### Action item
Look over the lines below. Report each one that includes the string "kind".
---------- Supplied records
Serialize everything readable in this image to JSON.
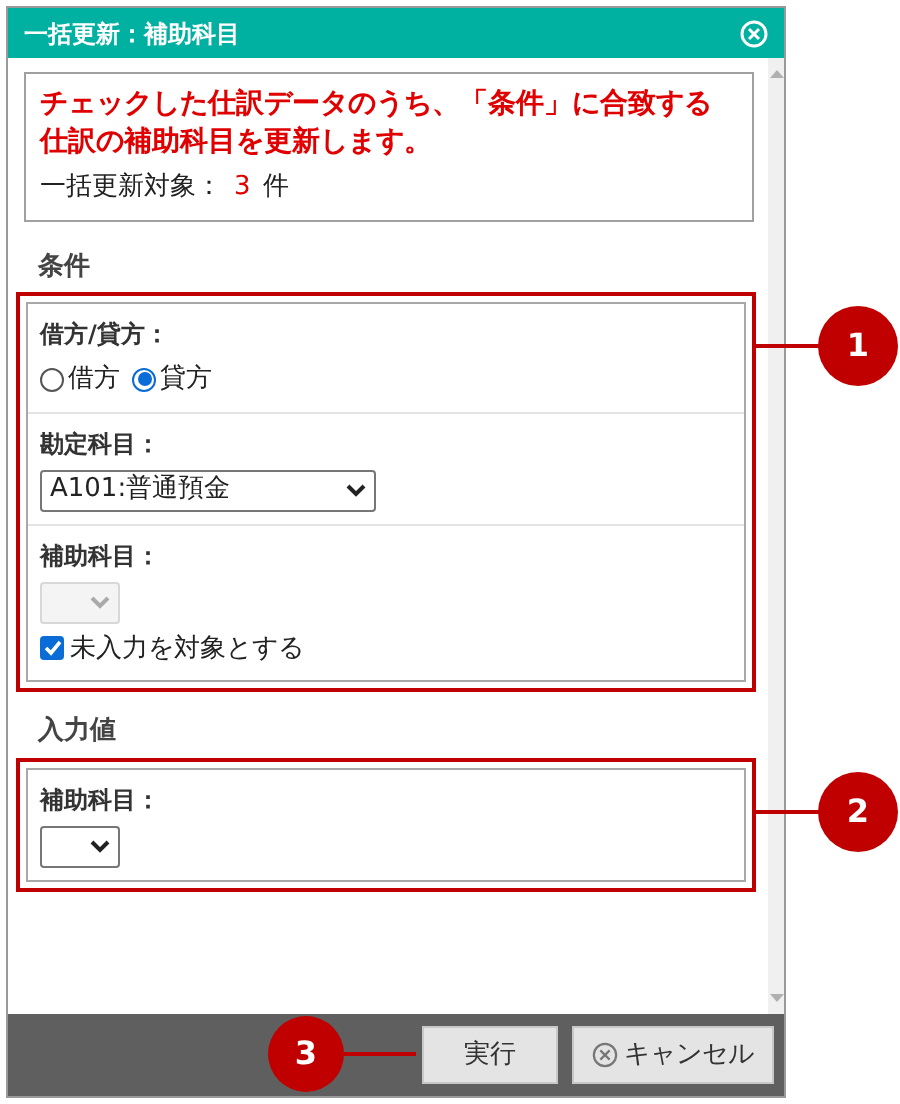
{
  "window": {
    "title": "一括更新：補助科目"
  },
  "notice": {
    "message": "チェックした仕訳データのうち、「条件」に合致する仕訳の補助科目を更新します。",
    "count_label": "一括更新対象：",
    "count": "3",
    "unit": "件"
  },
  "sections": [
    {
      "title": "条件",
      "callout": "1",
      "fields": [
        {
          "kind": "radio",
          "label": "借方/貸方：",
          "options": [
            {
              "label": "借方",
              "selected": false
            },
            {
              "label": "貸方",
              "selected": true
            }
          ]
        },
        {
          "kind": "select",
          "label": "勘定科目：",
          "value": "A101:普通預金",
          "disabled": false
        },
        {
          "kind": "select",
          "label": "補助科目：",
          "disabled": true,
          "checkbox": {
            "label": "未入力を対象とする",
            "checked": true
          }
        }
      ]
    },
    {
      "title": "入力値",
      "callout": "2",
      "fields": [
        {
          "kind": "select",
          "label": "補助科目：",
          "disabled": false
        }
      ]
    }
  ],
  "buttons": [
    {
      "kind": "primary",
      "label": "実行",
      "callout": "3"
    },
    {
      "kind": "cancel",
      "label": "キャンセル"
    }
  ]
}
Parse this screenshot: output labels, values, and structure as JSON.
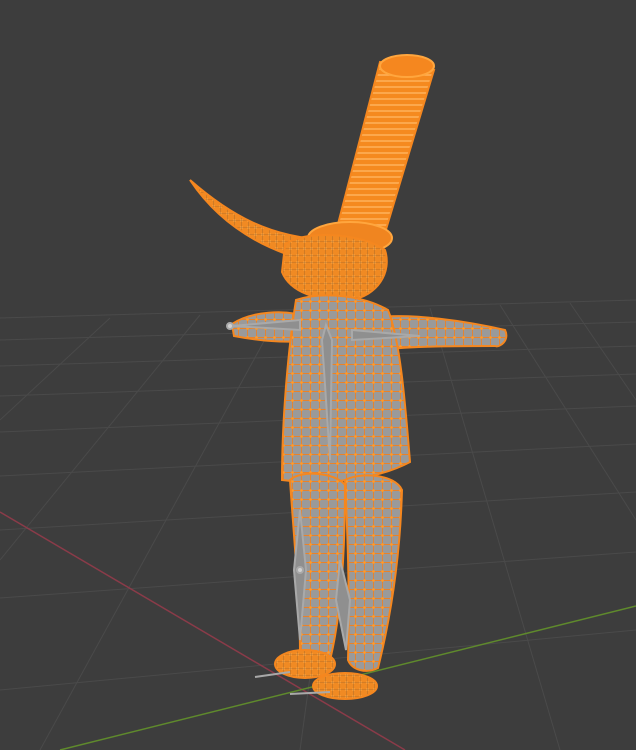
{
  "viewport": {
    "background": "#3d3d3d",
    "grid_color": "#4a4a4a",
    "grid_color_horizon": "#464646",
    "x_axis_color": "#8a3b49",
    "y_axis_color": "#5f8a2c"
  },
  "object": {
    "kind": "character mesh in edit mode with armature",
    "selection_color": "#f5871f",
    "vertex_color": "#ff9a2a",
    "shading_color": "#8c8c8c",
    "armature_color": "#a9a9a9",
    "selected": true
  }
}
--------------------
### Worked solution
          "kind": "radio",
          "kind": "select",
          "kind": "select",
          "kind": "select",
      "kind": "primary",
      "kind": "cancel",
    "kind": "character mesh in edit mode with armature",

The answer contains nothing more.